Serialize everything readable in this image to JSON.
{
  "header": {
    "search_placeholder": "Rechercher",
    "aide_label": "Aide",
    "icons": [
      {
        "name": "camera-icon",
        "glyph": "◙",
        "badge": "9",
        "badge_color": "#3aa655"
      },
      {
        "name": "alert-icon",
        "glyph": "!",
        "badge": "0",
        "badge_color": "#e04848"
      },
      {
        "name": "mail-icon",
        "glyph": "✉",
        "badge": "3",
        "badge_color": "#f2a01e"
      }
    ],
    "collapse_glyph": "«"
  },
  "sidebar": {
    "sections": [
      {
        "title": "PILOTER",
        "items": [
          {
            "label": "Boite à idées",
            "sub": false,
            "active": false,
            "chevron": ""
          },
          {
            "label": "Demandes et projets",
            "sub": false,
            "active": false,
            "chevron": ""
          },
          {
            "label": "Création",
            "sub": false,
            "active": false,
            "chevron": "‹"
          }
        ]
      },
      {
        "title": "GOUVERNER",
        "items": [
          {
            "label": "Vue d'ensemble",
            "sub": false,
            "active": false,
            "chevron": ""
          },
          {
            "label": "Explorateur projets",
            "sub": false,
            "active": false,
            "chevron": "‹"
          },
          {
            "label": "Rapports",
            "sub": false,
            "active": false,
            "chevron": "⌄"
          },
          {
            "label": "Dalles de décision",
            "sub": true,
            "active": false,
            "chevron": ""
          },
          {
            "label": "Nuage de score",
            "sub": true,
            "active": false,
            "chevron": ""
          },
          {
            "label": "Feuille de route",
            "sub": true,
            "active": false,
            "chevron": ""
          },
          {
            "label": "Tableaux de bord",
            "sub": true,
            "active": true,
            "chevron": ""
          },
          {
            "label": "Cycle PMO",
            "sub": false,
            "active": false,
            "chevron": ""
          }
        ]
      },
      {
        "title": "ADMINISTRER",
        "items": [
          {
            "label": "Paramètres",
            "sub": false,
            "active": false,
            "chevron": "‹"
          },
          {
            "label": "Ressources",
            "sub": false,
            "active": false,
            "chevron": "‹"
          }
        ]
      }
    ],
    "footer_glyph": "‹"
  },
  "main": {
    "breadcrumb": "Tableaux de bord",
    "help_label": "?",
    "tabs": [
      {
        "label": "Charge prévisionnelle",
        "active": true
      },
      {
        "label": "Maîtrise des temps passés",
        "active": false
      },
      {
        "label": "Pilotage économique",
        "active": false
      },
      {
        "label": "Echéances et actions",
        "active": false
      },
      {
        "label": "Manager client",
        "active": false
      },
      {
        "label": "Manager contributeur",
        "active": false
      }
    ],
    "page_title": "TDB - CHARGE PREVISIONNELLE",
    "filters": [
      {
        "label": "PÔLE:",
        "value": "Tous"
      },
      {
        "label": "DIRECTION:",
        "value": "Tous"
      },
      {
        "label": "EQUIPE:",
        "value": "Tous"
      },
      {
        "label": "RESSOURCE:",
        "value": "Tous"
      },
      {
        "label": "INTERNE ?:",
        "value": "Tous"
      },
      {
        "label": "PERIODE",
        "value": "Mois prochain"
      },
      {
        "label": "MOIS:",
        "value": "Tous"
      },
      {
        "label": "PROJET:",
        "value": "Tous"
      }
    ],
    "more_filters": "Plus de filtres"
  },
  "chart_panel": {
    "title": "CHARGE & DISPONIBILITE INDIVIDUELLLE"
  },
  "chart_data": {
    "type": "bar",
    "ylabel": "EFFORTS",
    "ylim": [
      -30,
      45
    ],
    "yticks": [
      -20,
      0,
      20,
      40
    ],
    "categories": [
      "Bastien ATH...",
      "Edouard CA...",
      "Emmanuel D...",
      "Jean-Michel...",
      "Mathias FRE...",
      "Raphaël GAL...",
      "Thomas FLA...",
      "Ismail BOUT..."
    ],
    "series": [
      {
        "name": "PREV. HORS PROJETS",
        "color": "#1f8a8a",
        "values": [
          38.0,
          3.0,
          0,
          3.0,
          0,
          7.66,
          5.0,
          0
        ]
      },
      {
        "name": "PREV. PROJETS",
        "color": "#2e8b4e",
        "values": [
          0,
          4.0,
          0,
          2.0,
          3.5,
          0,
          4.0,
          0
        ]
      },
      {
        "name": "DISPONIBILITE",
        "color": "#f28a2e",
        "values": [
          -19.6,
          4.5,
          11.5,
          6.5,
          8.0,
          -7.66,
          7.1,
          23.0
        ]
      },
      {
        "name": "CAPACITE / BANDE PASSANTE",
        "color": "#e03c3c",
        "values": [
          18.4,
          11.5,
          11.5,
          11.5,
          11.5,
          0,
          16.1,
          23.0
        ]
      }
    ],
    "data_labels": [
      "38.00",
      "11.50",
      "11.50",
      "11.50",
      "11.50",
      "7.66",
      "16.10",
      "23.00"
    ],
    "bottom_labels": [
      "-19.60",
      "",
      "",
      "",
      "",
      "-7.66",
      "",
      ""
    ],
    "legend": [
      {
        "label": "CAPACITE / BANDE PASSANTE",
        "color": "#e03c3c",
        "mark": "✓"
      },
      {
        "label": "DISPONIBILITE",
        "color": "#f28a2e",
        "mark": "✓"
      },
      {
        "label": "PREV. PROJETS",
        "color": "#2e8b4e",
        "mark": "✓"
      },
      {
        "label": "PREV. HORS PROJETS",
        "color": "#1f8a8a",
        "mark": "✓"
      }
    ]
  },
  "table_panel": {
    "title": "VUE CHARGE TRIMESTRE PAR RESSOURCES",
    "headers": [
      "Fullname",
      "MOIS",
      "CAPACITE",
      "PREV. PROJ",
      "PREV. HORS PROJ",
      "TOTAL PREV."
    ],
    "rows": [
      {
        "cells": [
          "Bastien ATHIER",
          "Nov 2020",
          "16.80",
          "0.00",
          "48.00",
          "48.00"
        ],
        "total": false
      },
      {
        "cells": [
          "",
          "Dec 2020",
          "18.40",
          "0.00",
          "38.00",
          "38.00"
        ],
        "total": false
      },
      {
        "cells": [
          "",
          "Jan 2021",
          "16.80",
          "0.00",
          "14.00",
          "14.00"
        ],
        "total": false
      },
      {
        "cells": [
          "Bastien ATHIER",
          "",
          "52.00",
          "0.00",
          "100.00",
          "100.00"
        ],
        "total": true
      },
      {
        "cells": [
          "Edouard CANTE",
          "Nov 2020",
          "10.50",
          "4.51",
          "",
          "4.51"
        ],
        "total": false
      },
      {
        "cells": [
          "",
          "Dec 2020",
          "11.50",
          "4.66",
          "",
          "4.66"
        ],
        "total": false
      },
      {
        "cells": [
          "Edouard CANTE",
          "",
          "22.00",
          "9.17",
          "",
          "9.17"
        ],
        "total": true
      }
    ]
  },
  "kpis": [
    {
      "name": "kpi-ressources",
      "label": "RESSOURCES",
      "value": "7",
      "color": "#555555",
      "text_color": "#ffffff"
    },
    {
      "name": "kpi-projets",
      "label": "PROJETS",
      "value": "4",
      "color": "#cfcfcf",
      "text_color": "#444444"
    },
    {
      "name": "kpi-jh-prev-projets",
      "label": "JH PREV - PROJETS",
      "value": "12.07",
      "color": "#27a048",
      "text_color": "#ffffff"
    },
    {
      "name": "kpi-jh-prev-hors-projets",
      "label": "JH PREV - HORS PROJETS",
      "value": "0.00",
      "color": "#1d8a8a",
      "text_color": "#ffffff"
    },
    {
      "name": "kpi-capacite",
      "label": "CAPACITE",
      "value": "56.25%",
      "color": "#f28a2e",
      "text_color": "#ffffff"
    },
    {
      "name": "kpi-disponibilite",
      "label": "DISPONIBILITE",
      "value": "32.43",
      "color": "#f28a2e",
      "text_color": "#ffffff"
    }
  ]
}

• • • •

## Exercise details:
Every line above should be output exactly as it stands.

## Written solution:
Serialize everything readable in this image to JSON.
{
  "header": {
    "search_placeholder": "Rechercher",
    "aide_label": "Aide",
    "icons": [
      {
        "name": "camera-icon",
        "glyph": "◙",
        "badge": "9",
        "badge_color": "#3aa655"
      },
      {
        "name": "alert-icon",
        "glyph": "!",
        "badge": "0",
        "badge_color": "#e04848"
      },
      {
        "name": "mail-icon",
        "glyph": "✉",
        "badge": "3",
        "badge_color": "#f2a01e"
      }
    ],
    "collapse_glyph": "«"
  },
  "sidebar": {
    "sections": [
      {
        "title": "PILOTER",
        "items": [
          {
            "label": "Boite à idées",
            "sub": false,
            "active": false,
            "chevron": ""
          },
          {
            "label": "Demandes et projets",
            "sub": false,
            "active": false,
            "chevron": ""
          },
          {
            "label": "Création",
            "sub": false,
            "active": false,
            "chevron": "‹"
          }
        ]
      },
      {
        "title": "GOUVERNER",
        "items": [
          {
            "label": "Vue d'ensemble",
            "sub": false,
            "active": false,
            "chevron": ""
          },
          {
            "label": "Explorateur projets",
            "sub": false,
            "active": false,
            "chevron": "‹"
          },
          {
            "label": "Rapports",
            "sub": false,
            "active": false,
            "chevron": "⌄"
          },
          {
            "label": "Dalles de décision",
            "sub": true,
            "active": false,
            "chevron": ""
          },
          {
            "label": "Nuage de score",
            "sub": true,
            "active": false,
            "chevron": ""
          },
          {
            "label": "Feuille de route",
            "sub": true,
            "active": false,
            "chevron": ""
          },
          {
            "label": "Tableaux de bord",
            "sub": true,
            "active": true,
            "chevron": ""
          },
          {
            "label": "Cycle PMO",
            "sub": false,
            "active": false,
            "chevron": ""
          }
        ]
      },
      {
        "title": "ADMINISTRER",
        "items": [
          {
            "label": "Paramètres",
            "sub": false,
            "active": false,
            "chevron": "‹"
          },
          {
            "label": "Ressources",
            "sub": false,
            "active": false,
            "chevron": "‹"
          }
        ]
      }
    ],
    "footer_glyph": "‹"
  },
  "main": {
    "breadcrumb": "Tableaux de bord",
    "help_label": "?",
    "tabs": [
      {
        "label": "Charge prévisionnelle",
        "active": true
      },
      {
        "label": "Maîtrise des temps passés",
        "active": false
      },
      {
        "label": "Pilotage économique",
        "active": false
      },
      {
        "label": "Echéances et actions",
        "active": false
      },
      {
        "label": "Manager client",
        "active": false
      },
      {
        "label": "Manager contributeur",
        "active": false
      }
    ],
    "page_title": "TDB - CHARGE PREVISIONNELLE",
    "filters": [
      {
        "label": "PÔLE:",
        "value": "Tous"
      },
      {
        "label": "DIRECTION:",
        "value": "Tous"
      },
      {
        "label": "EQUIPE:",
        "value": "Tous"
      },
      {
        "label": "RESSOURCE:",
        "value": "Tous"
      },
      {
        "label": "INTERNE ?:",
        "value": "Tous"
      },
      {
        "label": "PERIODE",
        "value": "Mois prochain"
      },
      {
        "label": "MOIS:",
        "value": "Tous"
      },
      {
        "label": "PROJET:",
        "value": "Tous"
      }
    ],
    "more_filters": "Plus de filtres"
  },
  "chart_panel": {
    "title": "CHARGE & DISPONIBILITE INDIVIDUELLLE"
  },
  "chart_data": {
    "type": "bar",
    "ylabel": "EFFORTS",
    "ylim": [
      -30,
      45
    ],
    "yticks": [
      -20,
      0,
      20,
      40
    ],
    "categories": [
      "Bastien ATH...",
      "Edouard CA...",
      "Emmanuel D...",
      "Jean-Michel...",
      "Mathias FRE...",
      "Raphaël GAL...",
      "Thomas FLA...",
      "Ismail BOUT..."
    ],
    "series": [
      {
        "name": "PREV. HORS PROJETS",
        "color": "#1f8a8a",
        "values": [
          38.0,
          3.0,
          0,
          3.0,
          0,
          7.66,
          5.0,
          0
        ]
      },
      {
        "name": "PREV. PROJETS",
        "color": "#2e8b4e",
        "values": [
          0,
          4.0,
          0,
          2.0,
          3.5,
          0,
          4.0,
          0
        ]
      },
      {
        "name": "DISPONIBILITE",
        "color": "#f28a2e",
        "values": [
          -19.6,
          4.5,
          11.5,
          6.5,
          8.0,
          -7.66,
          7.1,
          23.0
        ]
      },
      {
        "name": "CAPACITE / BANDE PASSANTE",
        "color": "#e03c3c",
        "values": [
          18.4,
          11.5,
          11.5,
          11.5,
          11.5,
          0,
          16.1,
          23.0
        ]
      }
    ],
    "data_labels": [
      "38.00",
      "11.50",
      "11.50",
      "11.50",
      "11.50",
      "7.66",
      "16.10",
      "23.00"
    ],
    "bottom_labels": [
      "-19.60",
      "",
      "",
      "",
      "",
      "-7.66",
      "",
      ""
    ],
    "legend": [
      {
        "label": "CAPACITE / BANDE PASSANTE",
        "color": "#e03c3c",
        "mark": "✓"
      },
      {
        "label": "DISPONIBILITE",
        "color": "#f28a2e",
        "mark": "✓"
      },
      {
        "label": "PREV. PROJETS",
        "color": "#2e8b4e",
        "mark": "✓"
      },
      {
        "label": "PREV. HORS PROJETS",
        "color": "#1f8a8a",
        "mark": "✓"
      }
    ]
  },
  "table_panel": {
    "title": "VUE CHARGE TRIMESTRE PAR RESSOURCES",
    "headers": [
      "Fullname",
      "MOIS",
      "CAPACITE",
      "PREV. PROJ",
      "PREV. HORS PROJ",
      "TOTAL PREV."
    ],
    "rows": [
      {
        "cells": [
          "Bastien ATHIER",
          "Nov 2020",
          "16.80",
          "0.00",
          "48.00",
          "48.00"
        ],
        "total": false
      },
      {
        "cells": [
          "",
          "Dec 2020",
          "18.40",
          "0.00",
          "38.00",
          "38.00"
        ],
        "total": false
      },
      {
        "cells": [
          "",
          "Jan 2021",
          "16.80",
          "0.00",
          "14.00",
          "14.00"
        ],
        "total": false
      },
      {
        "cells": [
          "Bastien ATHIER",
          "",
          "52.00",
          "0.00",
          "100.00",
          "100.00"
        ],
        "total": true
      },
      {
        "cells": [
          "Edouard CANTE",
          "Nov 2020",
          "10.50",
          "4.51",
          "",
          "4.51"
        ],
        "total": false
      },
      {
        "cells": [
          "",
          "Dec 2020",
          "11.50",
          "4.66",
          "",
          "4.66"
        ],
        "total": false
      },
      {
        "cells": [
          "Edouard CANTE",
          "",
          "22.00",
          "9.17",
          "",
          "9.17"
        ],
        "total": true
      }
    ]
  },
  "kpis": [
    {
      "name": "kpi-ressources",
      "label": "RESSOURCES",
      "value": "7",
      "color": "#555555",
      "text_color": "#ffffff"
    },
    {
      "name": "kpi-projets",
      "label": "PROJETS",
      "value": "4",
      "color": "#cfcfcf",
      "text_color": "#444444"
    },
    {
      "name": "kpi-jh-prev-projets",
      "label": "JH PREV - PROJETS",
      "value": "12.07",
      "color": "#27a048",
      "text_color": "#ffffff"
    },
    {
      "name": "kpi-jh-prev-hors-projets",
      "label": "JH PREV - HORS PROJETS",
      "value": "0.00",
      "color": "#1d8a8a",
      "text_color": "#ffffff"
    },
    {
      "name": "kpi-capacite",
      "label": "CAPACITE",
      "value": "56.25%",
      "color": "#f28a2e",
      "text_color": "#ffffff"
    },
    {
      "name": "kpi-disponibilite",
      "label": "DISPONIBILITE",
      "value": "32.43",
      "color": "#f28a2e",
      "text_color": "#ffffff"
    }
  ]
}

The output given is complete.